EXERCISE: Lines in the listing below containing the string "Problems" are to be identified and copied.

◆ ◆ ◆ ◆ ◆ ◆ ◆

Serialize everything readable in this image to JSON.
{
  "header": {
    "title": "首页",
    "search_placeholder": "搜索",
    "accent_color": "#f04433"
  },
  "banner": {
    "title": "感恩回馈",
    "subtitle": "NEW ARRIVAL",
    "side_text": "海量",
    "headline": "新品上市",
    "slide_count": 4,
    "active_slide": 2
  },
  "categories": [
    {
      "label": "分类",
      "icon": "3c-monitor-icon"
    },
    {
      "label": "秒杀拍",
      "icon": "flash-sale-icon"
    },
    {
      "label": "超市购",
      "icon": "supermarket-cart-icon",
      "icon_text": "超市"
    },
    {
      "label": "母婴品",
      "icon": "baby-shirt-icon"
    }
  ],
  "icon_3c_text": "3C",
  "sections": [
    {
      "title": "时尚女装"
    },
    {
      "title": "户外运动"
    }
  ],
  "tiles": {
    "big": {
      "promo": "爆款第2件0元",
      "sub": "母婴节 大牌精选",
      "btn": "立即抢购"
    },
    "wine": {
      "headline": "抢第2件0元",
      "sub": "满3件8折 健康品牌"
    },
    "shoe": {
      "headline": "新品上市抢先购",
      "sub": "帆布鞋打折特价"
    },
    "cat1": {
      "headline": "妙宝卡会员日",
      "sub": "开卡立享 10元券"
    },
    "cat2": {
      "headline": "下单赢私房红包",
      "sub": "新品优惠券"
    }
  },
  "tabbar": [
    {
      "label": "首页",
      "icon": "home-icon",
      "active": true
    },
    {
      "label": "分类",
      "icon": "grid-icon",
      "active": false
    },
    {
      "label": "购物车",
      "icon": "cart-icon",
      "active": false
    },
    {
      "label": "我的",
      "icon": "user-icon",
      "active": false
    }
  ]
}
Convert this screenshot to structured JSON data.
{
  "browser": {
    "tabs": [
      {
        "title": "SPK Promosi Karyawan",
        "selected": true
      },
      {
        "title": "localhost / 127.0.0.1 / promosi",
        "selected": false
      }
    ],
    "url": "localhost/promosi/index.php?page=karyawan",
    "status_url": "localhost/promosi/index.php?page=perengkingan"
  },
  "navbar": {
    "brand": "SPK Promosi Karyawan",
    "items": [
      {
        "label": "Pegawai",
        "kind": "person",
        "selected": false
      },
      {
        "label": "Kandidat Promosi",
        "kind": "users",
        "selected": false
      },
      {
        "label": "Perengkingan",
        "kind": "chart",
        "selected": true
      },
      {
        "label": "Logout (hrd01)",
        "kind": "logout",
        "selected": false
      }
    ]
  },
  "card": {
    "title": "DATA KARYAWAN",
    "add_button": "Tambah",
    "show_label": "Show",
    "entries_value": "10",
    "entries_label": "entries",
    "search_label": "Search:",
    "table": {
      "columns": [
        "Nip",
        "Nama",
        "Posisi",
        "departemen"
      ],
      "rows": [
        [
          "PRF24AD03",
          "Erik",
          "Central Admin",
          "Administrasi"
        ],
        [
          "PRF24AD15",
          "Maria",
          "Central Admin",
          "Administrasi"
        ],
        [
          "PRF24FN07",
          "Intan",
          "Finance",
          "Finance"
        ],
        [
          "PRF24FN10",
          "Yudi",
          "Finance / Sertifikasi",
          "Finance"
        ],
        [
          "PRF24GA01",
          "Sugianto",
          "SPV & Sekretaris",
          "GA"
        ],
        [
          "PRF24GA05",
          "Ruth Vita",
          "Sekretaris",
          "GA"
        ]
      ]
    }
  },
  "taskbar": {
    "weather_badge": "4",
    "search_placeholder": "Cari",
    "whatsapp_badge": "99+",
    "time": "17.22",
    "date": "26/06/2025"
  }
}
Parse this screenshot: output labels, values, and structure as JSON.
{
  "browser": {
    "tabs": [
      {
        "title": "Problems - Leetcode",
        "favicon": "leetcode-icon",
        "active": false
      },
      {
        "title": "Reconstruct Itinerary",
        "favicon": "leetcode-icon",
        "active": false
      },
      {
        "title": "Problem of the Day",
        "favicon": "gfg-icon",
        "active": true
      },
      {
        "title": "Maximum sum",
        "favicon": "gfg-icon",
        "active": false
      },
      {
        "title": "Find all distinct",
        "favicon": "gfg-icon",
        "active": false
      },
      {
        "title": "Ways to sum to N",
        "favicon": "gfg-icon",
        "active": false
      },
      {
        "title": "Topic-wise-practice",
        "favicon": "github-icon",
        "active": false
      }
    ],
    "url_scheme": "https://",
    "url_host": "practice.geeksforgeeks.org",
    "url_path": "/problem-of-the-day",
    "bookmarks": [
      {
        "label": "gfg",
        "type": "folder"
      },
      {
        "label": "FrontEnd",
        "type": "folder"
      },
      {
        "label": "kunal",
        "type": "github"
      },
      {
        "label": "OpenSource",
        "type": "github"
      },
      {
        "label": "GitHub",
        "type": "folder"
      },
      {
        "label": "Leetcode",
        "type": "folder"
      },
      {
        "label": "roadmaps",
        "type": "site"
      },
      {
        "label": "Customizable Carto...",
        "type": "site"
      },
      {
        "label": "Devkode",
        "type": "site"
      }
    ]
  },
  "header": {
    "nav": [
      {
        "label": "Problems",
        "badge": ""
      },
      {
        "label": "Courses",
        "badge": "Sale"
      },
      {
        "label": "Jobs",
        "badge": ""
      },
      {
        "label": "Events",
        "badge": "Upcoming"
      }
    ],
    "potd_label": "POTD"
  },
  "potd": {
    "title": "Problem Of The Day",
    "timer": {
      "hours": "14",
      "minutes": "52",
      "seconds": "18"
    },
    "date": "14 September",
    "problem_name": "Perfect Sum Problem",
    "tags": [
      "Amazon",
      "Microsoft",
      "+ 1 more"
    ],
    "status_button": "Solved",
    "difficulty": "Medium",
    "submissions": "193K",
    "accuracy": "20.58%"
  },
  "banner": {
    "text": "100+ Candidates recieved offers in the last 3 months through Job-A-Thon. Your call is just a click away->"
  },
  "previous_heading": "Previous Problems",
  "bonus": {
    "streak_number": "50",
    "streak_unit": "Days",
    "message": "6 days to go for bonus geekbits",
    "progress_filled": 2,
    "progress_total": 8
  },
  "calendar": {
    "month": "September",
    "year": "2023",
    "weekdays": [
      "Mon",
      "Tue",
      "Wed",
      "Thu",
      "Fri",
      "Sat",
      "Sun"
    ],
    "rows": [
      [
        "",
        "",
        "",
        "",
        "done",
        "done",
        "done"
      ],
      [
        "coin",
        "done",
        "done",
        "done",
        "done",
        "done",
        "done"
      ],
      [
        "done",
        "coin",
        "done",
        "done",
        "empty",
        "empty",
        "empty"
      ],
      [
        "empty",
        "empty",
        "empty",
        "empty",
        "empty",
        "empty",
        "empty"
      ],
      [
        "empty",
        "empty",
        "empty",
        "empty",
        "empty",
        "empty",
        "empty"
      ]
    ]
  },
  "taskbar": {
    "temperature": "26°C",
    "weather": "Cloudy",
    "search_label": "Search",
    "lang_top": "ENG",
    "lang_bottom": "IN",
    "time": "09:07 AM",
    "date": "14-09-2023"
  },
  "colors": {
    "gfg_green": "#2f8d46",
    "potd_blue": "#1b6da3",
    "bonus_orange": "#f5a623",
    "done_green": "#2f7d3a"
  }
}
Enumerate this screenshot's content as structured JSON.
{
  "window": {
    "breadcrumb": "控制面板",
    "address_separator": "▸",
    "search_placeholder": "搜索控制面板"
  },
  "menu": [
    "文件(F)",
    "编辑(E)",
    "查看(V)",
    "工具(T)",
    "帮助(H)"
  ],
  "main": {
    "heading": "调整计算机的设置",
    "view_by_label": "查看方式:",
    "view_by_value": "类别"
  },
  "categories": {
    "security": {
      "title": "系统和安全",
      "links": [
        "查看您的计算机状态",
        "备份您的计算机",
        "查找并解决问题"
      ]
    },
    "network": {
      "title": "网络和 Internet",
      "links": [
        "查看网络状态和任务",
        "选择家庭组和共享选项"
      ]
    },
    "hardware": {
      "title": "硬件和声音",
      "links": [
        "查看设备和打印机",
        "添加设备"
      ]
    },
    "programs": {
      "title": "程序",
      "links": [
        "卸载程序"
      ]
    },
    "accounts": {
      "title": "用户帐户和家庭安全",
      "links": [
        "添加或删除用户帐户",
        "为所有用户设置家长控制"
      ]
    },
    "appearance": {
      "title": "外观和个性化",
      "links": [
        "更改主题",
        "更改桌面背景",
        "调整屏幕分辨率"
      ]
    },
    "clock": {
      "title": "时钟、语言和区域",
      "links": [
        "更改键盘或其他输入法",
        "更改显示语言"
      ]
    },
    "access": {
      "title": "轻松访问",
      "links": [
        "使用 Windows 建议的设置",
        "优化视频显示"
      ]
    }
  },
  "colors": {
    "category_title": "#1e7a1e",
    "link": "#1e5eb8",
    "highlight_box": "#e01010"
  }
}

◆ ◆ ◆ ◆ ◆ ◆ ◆

ANSWER AREA:
        "title": "Problems - Leetcode",
        "label": "Problems",
  "previous_heading": "Previous Problems",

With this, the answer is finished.